Required action: Scan the data below for the string "menu". Copy every line where it appears.

Data provided:
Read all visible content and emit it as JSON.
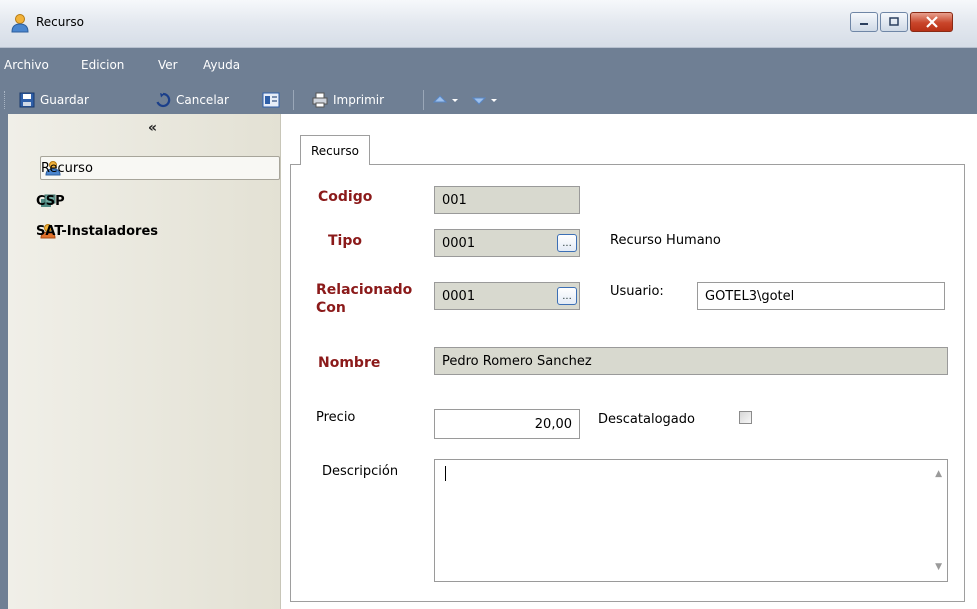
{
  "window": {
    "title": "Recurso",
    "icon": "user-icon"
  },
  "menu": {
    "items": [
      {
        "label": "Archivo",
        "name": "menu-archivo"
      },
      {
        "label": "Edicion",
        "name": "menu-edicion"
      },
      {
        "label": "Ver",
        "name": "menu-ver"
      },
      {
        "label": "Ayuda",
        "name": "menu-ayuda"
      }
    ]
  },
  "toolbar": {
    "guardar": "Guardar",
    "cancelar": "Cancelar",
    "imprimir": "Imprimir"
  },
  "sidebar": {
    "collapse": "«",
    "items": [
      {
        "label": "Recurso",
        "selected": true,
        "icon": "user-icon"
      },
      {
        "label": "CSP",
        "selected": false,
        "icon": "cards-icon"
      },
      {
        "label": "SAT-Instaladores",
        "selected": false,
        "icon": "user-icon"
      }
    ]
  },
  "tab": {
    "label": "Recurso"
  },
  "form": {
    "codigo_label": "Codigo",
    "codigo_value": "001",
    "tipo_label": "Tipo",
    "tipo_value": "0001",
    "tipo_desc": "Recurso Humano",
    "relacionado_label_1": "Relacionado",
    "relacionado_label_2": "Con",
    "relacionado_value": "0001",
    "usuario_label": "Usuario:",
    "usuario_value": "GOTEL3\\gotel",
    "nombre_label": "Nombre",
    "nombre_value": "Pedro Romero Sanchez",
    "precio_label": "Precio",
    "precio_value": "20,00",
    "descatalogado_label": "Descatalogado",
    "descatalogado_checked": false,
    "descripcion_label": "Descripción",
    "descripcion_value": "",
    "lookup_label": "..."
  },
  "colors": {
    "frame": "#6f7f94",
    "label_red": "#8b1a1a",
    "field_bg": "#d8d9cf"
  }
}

Worked solution:
  "menu": {
        "name": "menu-archivo"
        "name": "menu-edicion"
        "name": "menu-ver"
        "name": "menu-ayuda"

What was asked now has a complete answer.